WHAT THIS TASK INVOLVES:
Would you return the entries exactly, with every line intact?

Records from a data collection

* * * * * * *

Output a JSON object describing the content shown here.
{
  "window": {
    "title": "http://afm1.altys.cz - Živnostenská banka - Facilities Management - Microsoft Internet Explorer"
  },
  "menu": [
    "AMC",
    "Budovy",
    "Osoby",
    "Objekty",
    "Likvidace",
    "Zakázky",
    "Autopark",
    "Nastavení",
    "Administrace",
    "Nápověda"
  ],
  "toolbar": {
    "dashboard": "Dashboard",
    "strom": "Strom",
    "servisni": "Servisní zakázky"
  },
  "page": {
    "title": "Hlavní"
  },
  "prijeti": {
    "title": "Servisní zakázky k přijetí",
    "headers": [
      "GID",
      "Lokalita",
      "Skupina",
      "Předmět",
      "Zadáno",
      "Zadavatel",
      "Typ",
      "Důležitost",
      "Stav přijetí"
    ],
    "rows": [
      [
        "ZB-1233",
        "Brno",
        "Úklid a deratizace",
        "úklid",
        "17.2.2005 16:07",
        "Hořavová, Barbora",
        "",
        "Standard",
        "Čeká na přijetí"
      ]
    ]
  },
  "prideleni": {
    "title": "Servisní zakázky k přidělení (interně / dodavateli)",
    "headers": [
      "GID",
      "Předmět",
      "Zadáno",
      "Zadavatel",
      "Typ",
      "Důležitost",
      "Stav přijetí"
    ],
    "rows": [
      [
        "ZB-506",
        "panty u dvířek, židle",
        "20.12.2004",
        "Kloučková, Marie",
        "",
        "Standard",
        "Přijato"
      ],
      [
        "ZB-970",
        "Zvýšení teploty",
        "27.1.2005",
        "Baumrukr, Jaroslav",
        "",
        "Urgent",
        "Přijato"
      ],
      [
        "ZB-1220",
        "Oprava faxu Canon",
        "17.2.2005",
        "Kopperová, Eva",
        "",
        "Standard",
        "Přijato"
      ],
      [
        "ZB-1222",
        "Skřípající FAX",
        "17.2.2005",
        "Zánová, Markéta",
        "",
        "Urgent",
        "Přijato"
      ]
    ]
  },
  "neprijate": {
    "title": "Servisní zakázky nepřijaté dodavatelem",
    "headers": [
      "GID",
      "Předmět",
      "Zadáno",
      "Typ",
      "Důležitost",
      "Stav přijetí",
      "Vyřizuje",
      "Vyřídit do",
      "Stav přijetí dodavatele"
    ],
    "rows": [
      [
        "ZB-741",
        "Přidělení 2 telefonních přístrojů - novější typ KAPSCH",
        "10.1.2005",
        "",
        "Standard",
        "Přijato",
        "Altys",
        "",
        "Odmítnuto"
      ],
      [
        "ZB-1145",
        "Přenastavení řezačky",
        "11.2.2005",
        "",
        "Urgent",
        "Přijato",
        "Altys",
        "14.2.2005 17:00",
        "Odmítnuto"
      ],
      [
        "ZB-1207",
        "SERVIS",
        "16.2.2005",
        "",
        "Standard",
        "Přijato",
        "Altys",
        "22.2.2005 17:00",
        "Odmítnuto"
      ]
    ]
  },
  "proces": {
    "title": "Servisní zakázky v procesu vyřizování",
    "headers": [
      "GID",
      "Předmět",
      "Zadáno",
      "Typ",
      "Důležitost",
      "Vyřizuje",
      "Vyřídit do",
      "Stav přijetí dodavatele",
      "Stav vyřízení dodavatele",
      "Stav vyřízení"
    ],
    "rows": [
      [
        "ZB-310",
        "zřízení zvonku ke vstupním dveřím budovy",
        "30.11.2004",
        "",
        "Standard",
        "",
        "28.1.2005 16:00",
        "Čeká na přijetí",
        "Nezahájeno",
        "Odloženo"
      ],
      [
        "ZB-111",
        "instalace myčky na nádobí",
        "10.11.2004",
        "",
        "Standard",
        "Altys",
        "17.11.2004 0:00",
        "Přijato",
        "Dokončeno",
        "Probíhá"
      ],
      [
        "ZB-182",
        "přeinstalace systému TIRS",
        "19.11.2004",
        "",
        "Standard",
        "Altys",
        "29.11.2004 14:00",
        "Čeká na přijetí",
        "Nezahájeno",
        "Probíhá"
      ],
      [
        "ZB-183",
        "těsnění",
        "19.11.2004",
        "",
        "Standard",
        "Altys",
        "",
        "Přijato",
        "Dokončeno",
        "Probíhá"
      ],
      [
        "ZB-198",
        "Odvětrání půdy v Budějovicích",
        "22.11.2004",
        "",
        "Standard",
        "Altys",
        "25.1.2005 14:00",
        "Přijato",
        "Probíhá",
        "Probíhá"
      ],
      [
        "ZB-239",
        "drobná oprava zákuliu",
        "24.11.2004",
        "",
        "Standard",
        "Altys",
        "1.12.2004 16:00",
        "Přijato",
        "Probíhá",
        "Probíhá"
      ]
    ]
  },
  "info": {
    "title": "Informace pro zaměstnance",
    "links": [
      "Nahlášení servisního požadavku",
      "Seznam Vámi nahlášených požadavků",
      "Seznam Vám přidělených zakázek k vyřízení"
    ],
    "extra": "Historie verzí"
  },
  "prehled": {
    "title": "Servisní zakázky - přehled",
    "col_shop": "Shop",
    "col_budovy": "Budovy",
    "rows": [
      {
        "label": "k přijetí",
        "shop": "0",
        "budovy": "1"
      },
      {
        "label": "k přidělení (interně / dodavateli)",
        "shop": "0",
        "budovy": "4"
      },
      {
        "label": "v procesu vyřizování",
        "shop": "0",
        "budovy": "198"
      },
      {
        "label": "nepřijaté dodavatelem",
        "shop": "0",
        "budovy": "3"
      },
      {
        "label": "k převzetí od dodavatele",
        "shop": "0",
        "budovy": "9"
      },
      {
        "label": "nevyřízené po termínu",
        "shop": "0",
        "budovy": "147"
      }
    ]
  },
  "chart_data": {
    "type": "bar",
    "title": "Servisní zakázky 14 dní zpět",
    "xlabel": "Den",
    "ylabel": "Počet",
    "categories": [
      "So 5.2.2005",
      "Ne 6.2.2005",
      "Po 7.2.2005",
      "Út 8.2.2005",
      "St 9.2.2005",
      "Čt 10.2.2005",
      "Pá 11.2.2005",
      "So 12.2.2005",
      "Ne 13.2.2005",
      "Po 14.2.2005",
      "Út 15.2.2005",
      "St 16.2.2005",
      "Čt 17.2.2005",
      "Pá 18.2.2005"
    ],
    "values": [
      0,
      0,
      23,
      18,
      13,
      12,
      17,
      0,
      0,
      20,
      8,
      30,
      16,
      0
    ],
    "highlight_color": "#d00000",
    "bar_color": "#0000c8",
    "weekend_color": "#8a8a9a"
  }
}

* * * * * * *

THE ANSWER:
Output a JSON object describing the content shown here.
{
  "window": {
    "title": "http://afm1.altys.cz - Živnostenská banka - Facilities Management - Microsoft Internet Explorer"
  },
  "menu": [
    "AMC",
    "Budovy",
    "Osoby",
    "Objekty",
    "Likvidace",
    "Zakázky",
    "Autopark",
    "Nastavení",
    "Administrace",
    "Nápověda"
  ],
  "toolbar": {
    "dashboard": "Dashboard",
    "strom": "Strom",
    "servisni": "Servisní zakázky"
  },
  "page": {
    "title": "Hlavní"
  },
  "prijeti": {
    "title": "Servisní zakázky k přijetí",
    "headers": [
      "GID",
      "Lokalita",
      "Skupina",
      "Předmět",
      "Zadáno",
      "Zadavatel",
      "Typ",
      "Důležitost",
      "Stav přijetí"
    ],
    "rows": [
      [
        "ZB-1233",
        "Brno",
        "Úklid a deratizace",
        "úklid",
        "17.2.2005 16:07",
        "Hořavová, Barbora",
        "",
        "Standard",
        "Čeká na přijetí"
      ]
    ]
  },
  "prideleni": {
    "title": "Servisní zakázky k přidělení (interně / dodavateli)",
    "headers": [
      "GID",
      "Předmět",
      "Zadáno",
      "Zadavatel",
      "Typ",
      "Důležitost",
      "Stav přijetí"
    ],
    "rows": [
      [
        "ZB-506",
        "panty u dvířek, židle",
        "20.12.2004",
        "Kloučková, Marie",
        "",
        "Standard",
        "Přijato"
      ],
      [
        "ZB-970",
        "Zvýšení teploty",
        "27.1.2005",
        "Baumrukr, Jaroslav",
        "",
        "Urgent",
        "Přijato"
      ],
      [
        "ZB-1220",
        "Oprava faxu Canon",
        "17.2.2005",
        "Kopperová, Eva",
        "",
        "Standard",
        "Přijato"
      ],
      [
        "ZB-1222",
        "Skřípající FAX",
        "17.2.2005",
        "Zánová, Markéta",
        "",
        "Urgent",
        "Přijato"
      ]
    ]
  },
  "neprijate": {
    "title": "Servisní zakázky nepřijaté dodavatelem",
    "headers": [
      "GID",
      "Předmět",
      "Zadáno",
      "Typ",
      "Důležitost",
      "Stav přijetí",
      "Vyřizuje",
      "Vyřídit do",
      "Stav přijetí dodavatele"
    ],
    "rows": [
      [
        "ZB-741",
        "Přidělení 2 telefonních přístrojů - novější typ KAPSCH",
        "10.1.2005",
        "",
        "Standard",
        "Přijato",
        "Altys",
        "",
        "Odmítnuto"
      ],
      [
        "ZB-1145",
        "Přenastavení řezačky",
        "11.2.2005",
        "",
        "Urgent",
        "Přijato",
        "Altys",
        "14.2.2005 17:00",
        "Odmítnuto"
      ],
      [
        "ZB-1207",
        "SERVIS",
        "16.2.2005",
        "",
        "Standard",
        "Přijato",
        "Altys",
        "22.2.2005 17:00",
        "Odmítnuto"
      ]
    ]
  },
  "proces": {
    "title": "Servisní zakázky v procesu vyřizování",
    "headers": [
      "GID",
      "Předmět",
      "Zadáno",
      "Typ",
      "Důležitost",
      "Vyřizuje",
      "Vyřídit do",
      "Stav přijetí dodavatele",
      "Stav vyřízení dodavatele",
      "Stav vyřízení"
    ],
    "rows": [
      [
        "ZB-310",
        "zřízení zvonku ke vstupním dveřím budovy",
        "30.11.2004",
        "",
        "Standard",
        "",
        "28.1.2005 16:00",
        "Čeká na přijetí",
        "Nezahájeno",
        "Odloženo"
      ],
      [
        "ZB-111",
        "instalace myčky na nádobí",
        "10.11.2004",
        "",
        "Standard",
        "Altys",
        "17.11.2004 0:00",
        "Přijato",
        "Dokončeno",
        "Probíhá"
      ],
      [
        "ZB-182",
        "přeinstalace systému TIRS",
        "19.11.2004",
        "",
        "Standard",
        "Altys",
        "29.11.2004 14:00",
        "Čeká na přijetí",
        "Nezahájeno",
        "Probíhá"
      ],
      [
        "ZB-183",
        "těsnění",
        "19.11.2004",
        "",
        "Standard",
        "Altys",
        "",
        "Přijato",
        "Dokončeno",
        "Probíhá"
      ],
      [
        "ZB-198",
        "Odvětrání půdy v Budějovicích",
        "22.11.2004",
        "",
        "Standard",
        "Altys",
        "25.1.2005 14:00",
        "Přijato",
        "Probíhá",
        "Probíhá"
      ],
      [
        "ZB-239",
        "drobná oprava zákuliu",
        "24.11.2004",
        "",
        "Standard",
        "Altys",
        "1.12.2004 16:00",
        "Přijato",
        "Probíhá",
        "Probíhá"
      ]
    ]
  },
  "info": {
    "title": "Informace pro zaměstnance",
    "links": [
      "Nahlášení servisního požadavku",
      "Seznam Vámi nahlášených požadavků",
      "Seznam Vám přidělených zakázek k vyřízení"
    ],
    "extra": "Historie verzí"
  },
  "prehled": {
    "title": "Servisní zakázky - přehled",
    "col_shop": "Shop",
    "col_budovy": "Budovy",
    "rows": [
      {
        "label": "k přijetí",
        "shop": "0",
        "budovy": "1"
      },
      {
        "label": "k přidělení (interně / dodavateli)",
        "shop": "0",
        "budovy": "4"
      },
      {
        "label": "v procesu vyřizování",
        "shop": "0",
        "budovy": "198"
      },
      {
        "label": "nepřijaté dodavatelem",
        "shop": "0",
        "budovy": "3"
      },
      {
        "label": "k převzetí od dodavatele",
        "shop": "0",
        "budovy": "9"
      },
      {
        "label": "nevyřízené po termínu",
        "shop": "0",
        "budovy": "147"
      }
    ]
  },
  "chart_data": {
    "type": "bar",
    "title": "Servisní zakázky 14 dní zpět",
    "xlabel": "Den",
    "ylabel": "Počet",
    "categories": [
      "So 5.2.2005",
      "Ne 6.2.2005",
      "Po 7.2.2005",
      "Út 8.2.2005",
      "St 9.2.2005",
      "Čt 10.2.2005",
      "Pá 11.2.2005",
      "So 12.2.2005",
      "Ne 13.2.2005",
      "Po 14.2.2005",
      "Út 15.2.2005",
      "St 16.2.2005",
      "Čt 17.2.2005",
      "Pá 18.2.2005"
    ],
    "values": [
      0,
      0,
      23,
      18,
      13,
      12,
      17,
      0,
      0,
      20,
      8,
      30,
      16,
      0
    ],
    "highlight_color": "#d00000",
    "bar_color": "#0000c8",
    "weekend_color": "#8a8a9a"
  }
}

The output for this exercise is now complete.